- Directions for this task: Could you show each line of the records that contains the word "true"?

Excerpts from an interface dataset
━━━

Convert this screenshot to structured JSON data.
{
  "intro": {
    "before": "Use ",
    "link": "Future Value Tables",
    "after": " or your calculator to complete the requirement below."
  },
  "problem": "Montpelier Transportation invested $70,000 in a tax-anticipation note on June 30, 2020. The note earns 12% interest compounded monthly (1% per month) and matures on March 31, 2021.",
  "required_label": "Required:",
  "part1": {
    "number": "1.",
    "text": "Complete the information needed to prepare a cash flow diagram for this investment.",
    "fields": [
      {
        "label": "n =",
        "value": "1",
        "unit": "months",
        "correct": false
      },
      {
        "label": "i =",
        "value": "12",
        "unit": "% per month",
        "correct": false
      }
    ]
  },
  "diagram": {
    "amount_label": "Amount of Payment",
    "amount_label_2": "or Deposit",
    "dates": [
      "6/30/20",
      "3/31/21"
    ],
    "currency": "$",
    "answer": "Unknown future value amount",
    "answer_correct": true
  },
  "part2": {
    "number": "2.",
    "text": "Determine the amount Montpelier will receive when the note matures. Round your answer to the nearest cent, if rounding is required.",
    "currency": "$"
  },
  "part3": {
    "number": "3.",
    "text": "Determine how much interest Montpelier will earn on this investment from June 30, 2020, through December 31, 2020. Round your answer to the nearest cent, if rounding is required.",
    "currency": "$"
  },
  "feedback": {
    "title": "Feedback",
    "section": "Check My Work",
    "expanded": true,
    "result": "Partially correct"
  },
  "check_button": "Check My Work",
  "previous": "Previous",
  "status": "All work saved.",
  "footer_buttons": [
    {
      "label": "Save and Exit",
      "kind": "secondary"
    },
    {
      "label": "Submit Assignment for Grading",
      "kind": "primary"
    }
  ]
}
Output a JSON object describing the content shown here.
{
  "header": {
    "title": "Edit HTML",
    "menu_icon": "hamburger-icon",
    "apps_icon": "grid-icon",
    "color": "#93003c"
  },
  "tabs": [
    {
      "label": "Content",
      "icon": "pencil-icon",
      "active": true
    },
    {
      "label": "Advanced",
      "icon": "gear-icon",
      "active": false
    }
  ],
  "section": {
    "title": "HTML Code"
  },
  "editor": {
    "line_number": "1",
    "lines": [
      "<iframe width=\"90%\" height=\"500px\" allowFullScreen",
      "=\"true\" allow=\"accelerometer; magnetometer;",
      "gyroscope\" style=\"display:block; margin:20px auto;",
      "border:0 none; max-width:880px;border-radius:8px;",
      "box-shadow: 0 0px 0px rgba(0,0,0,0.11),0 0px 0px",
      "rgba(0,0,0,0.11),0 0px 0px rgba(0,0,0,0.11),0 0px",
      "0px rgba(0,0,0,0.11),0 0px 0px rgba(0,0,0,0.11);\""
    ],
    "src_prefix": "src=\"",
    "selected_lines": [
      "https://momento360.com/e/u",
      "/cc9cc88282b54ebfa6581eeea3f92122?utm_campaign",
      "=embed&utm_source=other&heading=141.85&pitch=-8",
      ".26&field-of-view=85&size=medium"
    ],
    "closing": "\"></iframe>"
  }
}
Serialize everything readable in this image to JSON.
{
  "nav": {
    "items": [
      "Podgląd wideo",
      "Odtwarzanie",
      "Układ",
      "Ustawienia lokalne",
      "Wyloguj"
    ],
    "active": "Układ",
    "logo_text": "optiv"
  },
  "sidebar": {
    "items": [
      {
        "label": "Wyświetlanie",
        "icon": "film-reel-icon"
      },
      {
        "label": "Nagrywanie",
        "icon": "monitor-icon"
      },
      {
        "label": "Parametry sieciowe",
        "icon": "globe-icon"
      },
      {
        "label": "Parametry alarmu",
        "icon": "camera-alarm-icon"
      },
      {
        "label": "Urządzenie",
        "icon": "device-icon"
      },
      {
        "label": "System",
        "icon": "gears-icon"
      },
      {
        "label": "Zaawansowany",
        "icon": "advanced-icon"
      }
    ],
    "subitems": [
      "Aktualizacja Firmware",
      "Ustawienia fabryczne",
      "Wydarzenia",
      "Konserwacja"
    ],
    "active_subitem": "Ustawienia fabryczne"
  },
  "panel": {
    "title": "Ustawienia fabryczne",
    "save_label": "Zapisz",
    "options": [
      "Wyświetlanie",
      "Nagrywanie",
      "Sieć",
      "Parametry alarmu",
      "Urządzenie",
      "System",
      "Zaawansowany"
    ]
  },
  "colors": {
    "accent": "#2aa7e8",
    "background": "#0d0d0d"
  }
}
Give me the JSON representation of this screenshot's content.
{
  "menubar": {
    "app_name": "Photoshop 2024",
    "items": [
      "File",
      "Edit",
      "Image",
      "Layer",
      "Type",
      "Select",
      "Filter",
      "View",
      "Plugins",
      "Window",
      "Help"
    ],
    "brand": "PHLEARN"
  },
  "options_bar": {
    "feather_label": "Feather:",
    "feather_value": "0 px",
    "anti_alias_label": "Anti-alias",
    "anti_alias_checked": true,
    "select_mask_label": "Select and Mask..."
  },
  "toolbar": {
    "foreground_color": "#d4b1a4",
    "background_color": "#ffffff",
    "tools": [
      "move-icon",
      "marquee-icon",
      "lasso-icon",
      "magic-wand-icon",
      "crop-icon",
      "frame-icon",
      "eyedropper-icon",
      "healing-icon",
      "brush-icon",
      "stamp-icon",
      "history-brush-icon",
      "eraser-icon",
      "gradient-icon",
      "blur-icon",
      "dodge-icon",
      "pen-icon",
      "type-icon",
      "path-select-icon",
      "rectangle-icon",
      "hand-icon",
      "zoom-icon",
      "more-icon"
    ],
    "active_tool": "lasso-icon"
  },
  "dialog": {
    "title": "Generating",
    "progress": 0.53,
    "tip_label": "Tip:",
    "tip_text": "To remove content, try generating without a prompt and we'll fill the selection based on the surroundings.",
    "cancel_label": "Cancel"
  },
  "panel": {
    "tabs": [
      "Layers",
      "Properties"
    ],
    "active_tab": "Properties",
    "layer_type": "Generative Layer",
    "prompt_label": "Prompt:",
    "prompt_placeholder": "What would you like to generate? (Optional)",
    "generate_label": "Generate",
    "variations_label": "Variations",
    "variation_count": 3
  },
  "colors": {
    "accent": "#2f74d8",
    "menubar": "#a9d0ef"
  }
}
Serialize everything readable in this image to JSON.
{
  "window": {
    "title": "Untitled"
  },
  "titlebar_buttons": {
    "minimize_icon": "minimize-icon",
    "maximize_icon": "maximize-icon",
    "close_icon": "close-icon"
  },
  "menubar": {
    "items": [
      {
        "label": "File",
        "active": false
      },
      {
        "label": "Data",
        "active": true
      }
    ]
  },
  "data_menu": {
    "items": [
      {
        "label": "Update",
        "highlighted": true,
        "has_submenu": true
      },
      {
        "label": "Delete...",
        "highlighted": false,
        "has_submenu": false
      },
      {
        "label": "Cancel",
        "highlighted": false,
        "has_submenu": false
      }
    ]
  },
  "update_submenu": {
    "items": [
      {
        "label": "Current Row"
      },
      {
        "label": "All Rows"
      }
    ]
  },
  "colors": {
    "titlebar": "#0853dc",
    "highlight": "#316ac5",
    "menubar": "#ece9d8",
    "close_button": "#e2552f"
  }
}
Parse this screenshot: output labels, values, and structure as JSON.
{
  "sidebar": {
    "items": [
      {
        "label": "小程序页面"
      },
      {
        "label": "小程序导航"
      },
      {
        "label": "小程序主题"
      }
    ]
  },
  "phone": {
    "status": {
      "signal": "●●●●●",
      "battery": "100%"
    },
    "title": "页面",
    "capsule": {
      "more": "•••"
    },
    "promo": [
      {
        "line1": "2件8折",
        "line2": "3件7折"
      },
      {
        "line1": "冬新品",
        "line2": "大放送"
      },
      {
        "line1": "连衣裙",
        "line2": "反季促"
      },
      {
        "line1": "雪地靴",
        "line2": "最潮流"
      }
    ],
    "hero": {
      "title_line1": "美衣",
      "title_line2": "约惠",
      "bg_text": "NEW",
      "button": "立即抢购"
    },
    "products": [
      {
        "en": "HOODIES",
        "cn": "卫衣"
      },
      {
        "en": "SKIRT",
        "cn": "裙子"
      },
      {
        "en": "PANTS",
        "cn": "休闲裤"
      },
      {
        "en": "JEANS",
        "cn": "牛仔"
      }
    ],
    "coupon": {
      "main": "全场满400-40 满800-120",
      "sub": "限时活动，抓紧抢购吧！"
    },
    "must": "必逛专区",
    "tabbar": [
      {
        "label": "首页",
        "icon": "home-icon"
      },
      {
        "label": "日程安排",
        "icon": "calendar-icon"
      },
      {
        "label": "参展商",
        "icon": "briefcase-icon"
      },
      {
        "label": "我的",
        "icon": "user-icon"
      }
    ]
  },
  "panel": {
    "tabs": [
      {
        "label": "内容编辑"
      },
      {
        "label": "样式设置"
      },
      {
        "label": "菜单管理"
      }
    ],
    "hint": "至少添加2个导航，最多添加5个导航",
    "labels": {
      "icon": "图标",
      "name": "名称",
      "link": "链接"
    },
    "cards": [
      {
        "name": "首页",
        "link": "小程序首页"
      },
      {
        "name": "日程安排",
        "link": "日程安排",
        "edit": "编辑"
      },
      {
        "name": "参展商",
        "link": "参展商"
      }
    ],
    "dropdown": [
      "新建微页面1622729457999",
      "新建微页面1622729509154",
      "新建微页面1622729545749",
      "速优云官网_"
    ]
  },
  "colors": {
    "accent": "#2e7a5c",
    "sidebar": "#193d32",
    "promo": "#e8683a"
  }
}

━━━

- Task response:
    "answer_correct": true
    "expanded": true,
      "active": true
      "=\"true\" allow=\"accelerometer; magnetometer;",
    "anti_alias_checked": true,
        "active": true
        "highlighted": true,
        "has_submenu": true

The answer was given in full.